It isn't clear when Joseph Mascarel met his second wife, Maria Jesus Benita Feliz. Nor is it clear when they moved in together and began their common-law marriage. But we do know that they didn't legally marry until 1896 (Mascarel's children with Serilda vocally opposed the marriage and son-in-law J. P. Goytino successfully blocked issuance of a marriage license). Maria had been very ill, and the belated marriage ceremony was carried out in the Catholic Church (a license was not necessary in this case). A Los Angeles Times article published just two days later stated that the 80-year-old former mayor and his 60-year-old bride had been "for all intents and purposes" living as a married couple for thirty years and had several adult children. This very likely means that Joseph and Serilda chose to separate in or before 1866. (Believe it or not, there was a time when divorce was rare in LA.) The 1870 federal census indicates that Serilda and her seven surviving children were no longer living with Joseph.

I should note that Mascarel was one of the wealthiest men in Los Angeles at the time. In spite of his penchant for quietly donating large sums of money to charitable causes, he was worth over a million dollars (and in 1896, that was a LOT of money). The Times noted that Goytino opposed the marriage due to concerns over inheritance of property. (In some ways, LA hasn't changed all that much.)

Joseph Mascarel died of heart failure on October 6, 1899, at his home on Lazard (now Ducommun) Street. He was 83 years old. Mascarel left behind Maria, children from both wives, grandchildren from his first marriage, and the remainder of his fortune. (The bulk of this money was willed to Mascarel's grandchildren from his marriage to Serilda. Maria's children promptly contested the will.) Mascarel had owned land in four counties, but began to give it away to to friends and loved ones in his later years. A solemn high mass was held at the Old Plaza Church in his honor.

Joseph Mascarel is buried at Calvary Cemetery. His headstone lists his first name as "José". The headstone is otherwise in English - ironic, given that he neither spoke nor read the language.

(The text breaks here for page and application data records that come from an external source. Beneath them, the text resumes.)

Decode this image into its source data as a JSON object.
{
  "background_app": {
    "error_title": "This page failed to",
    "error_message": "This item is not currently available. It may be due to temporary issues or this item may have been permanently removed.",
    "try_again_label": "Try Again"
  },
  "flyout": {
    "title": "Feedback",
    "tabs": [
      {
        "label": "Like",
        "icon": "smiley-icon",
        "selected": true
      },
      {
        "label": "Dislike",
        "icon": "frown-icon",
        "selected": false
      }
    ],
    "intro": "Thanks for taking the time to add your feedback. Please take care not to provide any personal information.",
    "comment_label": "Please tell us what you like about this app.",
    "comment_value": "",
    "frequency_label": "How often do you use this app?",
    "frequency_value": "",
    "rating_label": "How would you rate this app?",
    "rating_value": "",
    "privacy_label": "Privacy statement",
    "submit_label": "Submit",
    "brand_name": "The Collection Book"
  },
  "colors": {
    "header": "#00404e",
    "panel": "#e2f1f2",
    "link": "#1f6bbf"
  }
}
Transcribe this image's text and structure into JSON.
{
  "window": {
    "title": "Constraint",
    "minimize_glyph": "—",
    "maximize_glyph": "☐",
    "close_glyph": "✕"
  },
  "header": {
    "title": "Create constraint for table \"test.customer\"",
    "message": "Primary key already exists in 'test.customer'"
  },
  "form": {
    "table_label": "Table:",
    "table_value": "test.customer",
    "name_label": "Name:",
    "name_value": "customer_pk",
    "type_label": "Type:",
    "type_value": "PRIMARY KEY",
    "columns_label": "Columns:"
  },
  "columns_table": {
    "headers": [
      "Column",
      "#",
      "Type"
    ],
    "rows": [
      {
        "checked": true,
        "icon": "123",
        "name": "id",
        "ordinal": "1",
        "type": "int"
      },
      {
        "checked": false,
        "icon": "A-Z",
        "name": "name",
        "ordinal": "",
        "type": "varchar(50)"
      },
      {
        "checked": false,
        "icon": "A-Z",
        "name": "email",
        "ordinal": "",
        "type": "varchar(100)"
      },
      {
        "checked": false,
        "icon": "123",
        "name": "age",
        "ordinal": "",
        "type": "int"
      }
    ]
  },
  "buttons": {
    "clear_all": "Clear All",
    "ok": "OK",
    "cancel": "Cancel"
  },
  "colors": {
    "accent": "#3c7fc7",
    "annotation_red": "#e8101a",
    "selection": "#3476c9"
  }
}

A Los Angeles Daily Herald article from 1889 states "Everybody knows who Jose Mascarel is, as as he lacks but little of being one of the oldest settlers of this city." Today, he has faded from LA's collective memory. A street was named for the former mayor and investor, but it is misspelled as "Mascarell Street."


  1. Thank you for your research and this interesting article. I have been interested in the subject of a French settlement here in LA for a couple of years now as that is when I first discovered this history. I am a native angeleno getting a Masters in French and my husband is French so the combination of these two worlds is fascinating!
    Je vous remercie!

  2. I live right near Mascarell (sic) in Mission Hills. By the way, I loved your Frenchtown presentation at the Mensa Convention in San Pedro in February. I have never learned so much in such a short time about this beloved Los Angeles. It's like a republic as a form of government, it's the worst until you try to think of something better.

    1. Thanks for attending my presentation; I'm glad you liked it! There are SO many more stories I haven't told yet, which is why I started this blog...I can go into exhaustive detail and not worry about time constraints! Watch this space for updates on my next presentation...unless something changes, it'll be with LAVA sometime in the fall.